Roving Mars: Spirit, Opportunity, and the Exploration of the Red Planet: The bad news is that this is only part of a book. The good news is that it is only part of a book because the story is still unfolding. Squyres is the Principal Investigator on the Mars Exploration Rover project, the effort that (successfully) landed two rovers on Mars (Spirit and Opportunity). Designed to operate for 90 "sols", these rovers are still going several quantum increments past their original "expiration date". A good chunk of the book is spent on previous efforts that Squyres was involved in to get something to Mars as well as the process of building and testing the two rovers. Even though you know that those rovers are there, operating well, he writes a gripping story. Hopefully they will operate for a long period and he can write two or more additional books. I was reminded strongly of Oliver Morton's Mapping Mars in many ways. Morton takes the big picture view and is a fine writer (but not a Real Scientist); Squyres is somebody who is a Real Scientist and doing the Real Thing and he is very enthusiastic about it all. So I'll give a slight edge to Roving Mars over Mapping Mars despite the fact that you are getting a smaller (and still developing) tale.
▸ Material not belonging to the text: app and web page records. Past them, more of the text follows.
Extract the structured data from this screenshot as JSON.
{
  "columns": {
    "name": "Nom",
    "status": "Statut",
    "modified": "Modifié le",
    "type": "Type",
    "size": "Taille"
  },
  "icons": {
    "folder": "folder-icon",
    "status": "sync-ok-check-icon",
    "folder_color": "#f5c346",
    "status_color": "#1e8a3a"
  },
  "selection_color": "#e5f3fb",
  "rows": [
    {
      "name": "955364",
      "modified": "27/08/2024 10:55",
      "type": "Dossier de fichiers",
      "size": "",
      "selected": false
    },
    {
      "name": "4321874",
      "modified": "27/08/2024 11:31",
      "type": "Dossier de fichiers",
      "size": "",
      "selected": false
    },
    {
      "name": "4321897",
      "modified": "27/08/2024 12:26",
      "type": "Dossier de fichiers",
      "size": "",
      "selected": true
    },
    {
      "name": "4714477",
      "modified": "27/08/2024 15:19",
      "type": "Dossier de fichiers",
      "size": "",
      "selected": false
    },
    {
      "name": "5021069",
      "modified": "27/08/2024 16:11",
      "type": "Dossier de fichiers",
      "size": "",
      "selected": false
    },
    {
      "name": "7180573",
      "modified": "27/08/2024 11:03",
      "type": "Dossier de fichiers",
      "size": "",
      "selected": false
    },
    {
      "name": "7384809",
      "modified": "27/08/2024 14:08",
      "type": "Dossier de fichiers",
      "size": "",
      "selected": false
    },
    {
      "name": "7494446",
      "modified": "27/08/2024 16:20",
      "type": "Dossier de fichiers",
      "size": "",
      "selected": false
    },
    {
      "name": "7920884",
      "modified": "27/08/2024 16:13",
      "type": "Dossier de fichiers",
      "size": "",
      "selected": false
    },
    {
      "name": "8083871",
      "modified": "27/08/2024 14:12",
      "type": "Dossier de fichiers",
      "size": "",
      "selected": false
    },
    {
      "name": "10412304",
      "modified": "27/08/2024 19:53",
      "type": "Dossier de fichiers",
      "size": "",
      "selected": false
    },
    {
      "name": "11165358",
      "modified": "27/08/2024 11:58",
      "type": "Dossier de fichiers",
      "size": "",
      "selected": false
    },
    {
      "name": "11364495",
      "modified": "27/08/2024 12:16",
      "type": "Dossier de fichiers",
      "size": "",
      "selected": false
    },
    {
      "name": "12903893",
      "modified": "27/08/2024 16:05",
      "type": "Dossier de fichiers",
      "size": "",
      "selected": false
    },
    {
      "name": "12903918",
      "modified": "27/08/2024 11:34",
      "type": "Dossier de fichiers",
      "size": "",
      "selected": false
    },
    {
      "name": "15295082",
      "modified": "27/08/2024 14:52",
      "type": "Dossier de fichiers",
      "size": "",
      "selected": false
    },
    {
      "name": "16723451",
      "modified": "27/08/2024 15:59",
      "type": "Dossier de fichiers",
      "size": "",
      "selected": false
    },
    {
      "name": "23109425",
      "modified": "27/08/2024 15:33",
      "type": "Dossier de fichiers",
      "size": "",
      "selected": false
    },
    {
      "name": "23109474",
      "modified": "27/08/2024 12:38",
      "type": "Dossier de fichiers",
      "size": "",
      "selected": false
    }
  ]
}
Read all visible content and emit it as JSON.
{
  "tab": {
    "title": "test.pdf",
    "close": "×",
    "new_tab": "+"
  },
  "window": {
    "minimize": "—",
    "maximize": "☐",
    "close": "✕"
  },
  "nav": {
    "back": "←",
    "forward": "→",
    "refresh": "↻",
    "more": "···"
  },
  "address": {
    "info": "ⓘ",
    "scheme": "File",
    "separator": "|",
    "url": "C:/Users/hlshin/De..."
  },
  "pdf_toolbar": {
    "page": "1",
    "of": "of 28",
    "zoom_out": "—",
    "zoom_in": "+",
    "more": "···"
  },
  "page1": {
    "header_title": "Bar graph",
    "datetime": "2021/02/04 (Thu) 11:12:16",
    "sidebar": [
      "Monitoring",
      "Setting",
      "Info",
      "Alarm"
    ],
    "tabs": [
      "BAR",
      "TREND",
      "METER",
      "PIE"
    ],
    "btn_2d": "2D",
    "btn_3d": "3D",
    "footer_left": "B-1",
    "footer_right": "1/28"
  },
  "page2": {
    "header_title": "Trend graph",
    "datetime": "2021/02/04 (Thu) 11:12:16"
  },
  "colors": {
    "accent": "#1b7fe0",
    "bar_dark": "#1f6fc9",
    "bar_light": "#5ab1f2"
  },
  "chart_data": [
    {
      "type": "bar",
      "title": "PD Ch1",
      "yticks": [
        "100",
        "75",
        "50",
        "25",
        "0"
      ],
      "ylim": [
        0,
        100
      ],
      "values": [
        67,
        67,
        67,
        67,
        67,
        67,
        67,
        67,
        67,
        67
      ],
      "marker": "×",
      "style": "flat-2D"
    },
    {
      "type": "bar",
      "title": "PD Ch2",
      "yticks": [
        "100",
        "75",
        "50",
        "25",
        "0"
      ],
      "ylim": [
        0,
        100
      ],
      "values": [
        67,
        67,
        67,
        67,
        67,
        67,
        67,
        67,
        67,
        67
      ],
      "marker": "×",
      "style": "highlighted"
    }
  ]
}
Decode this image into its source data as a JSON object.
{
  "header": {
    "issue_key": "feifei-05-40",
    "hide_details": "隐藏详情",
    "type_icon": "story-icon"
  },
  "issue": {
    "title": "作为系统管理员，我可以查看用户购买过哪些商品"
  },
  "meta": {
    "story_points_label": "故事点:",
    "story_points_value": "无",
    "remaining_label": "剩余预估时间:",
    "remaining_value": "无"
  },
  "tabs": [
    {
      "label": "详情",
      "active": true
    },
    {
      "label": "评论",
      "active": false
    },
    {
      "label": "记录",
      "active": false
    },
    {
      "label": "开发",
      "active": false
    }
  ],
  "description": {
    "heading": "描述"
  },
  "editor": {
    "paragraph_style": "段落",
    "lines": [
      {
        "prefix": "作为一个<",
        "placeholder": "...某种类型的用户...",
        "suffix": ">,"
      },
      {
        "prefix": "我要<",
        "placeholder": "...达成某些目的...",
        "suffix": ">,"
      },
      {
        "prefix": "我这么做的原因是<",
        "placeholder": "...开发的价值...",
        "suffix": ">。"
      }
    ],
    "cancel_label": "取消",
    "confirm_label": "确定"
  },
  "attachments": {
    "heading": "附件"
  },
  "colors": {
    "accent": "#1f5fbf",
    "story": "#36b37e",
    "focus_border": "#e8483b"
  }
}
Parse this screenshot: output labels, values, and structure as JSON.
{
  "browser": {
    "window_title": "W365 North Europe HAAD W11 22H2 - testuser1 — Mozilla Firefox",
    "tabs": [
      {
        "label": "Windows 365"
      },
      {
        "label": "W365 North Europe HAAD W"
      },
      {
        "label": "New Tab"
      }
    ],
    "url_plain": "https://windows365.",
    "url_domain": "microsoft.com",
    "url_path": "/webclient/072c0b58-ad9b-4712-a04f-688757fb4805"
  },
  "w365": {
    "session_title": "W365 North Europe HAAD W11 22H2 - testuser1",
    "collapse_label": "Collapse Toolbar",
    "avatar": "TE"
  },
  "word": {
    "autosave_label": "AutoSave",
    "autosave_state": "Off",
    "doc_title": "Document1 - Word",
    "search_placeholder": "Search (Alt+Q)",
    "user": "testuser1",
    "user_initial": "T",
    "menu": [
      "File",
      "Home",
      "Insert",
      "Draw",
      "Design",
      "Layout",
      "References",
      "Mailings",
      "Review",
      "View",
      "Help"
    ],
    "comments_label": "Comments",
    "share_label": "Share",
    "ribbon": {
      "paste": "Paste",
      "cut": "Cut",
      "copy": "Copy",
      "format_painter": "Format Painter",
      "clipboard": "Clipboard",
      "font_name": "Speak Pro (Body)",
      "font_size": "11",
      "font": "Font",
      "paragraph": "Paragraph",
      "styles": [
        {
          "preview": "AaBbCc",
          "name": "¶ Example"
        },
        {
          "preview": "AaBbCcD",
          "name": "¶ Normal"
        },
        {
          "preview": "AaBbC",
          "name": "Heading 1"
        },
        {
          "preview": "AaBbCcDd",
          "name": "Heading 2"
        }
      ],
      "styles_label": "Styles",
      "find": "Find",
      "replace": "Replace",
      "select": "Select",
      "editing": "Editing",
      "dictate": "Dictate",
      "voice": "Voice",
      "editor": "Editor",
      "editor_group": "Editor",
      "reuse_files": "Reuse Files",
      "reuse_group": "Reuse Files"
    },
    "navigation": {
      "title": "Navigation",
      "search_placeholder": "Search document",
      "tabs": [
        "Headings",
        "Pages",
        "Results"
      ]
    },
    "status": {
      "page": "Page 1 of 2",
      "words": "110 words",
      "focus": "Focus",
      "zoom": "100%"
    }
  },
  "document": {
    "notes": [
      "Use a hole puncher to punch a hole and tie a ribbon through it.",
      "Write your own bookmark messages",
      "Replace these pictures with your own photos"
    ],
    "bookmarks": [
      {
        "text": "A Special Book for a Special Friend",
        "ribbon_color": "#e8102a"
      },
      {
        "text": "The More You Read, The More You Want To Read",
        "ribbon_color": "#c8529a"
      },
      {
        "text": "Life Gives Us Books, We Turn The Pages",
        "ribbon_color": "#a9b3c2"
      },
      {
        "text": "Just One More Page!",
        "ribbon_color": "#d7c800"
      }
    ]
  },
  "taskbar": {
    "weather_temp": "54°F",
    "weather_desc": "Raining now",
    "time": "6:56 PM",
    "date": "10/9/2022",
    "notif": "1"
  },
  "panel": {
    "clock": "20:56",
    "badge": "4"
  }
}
I breezed through this book in a few days as the tale unfolded. It was interesting to contrast this book with another one that I've been struggling with: Alan Binder's overly massive and over-written Lunar Prospector: Against All Odds. Why the difficulty? Squyres spends a lot of the book talking about other people and their (positive) contributions to the project. Even if they were in competition with him to begin with, he finds a way of praising them. Binder spends his book putting people down. He wrote his book to show people how the Lunar Prospector was the "right way" to do a space project, but his management style seems to resemble that alleged of a recent apointee to the ambassador corps. I keep slogging through the book (after all, it is a subject that interests me). Hopefully I'll finish it.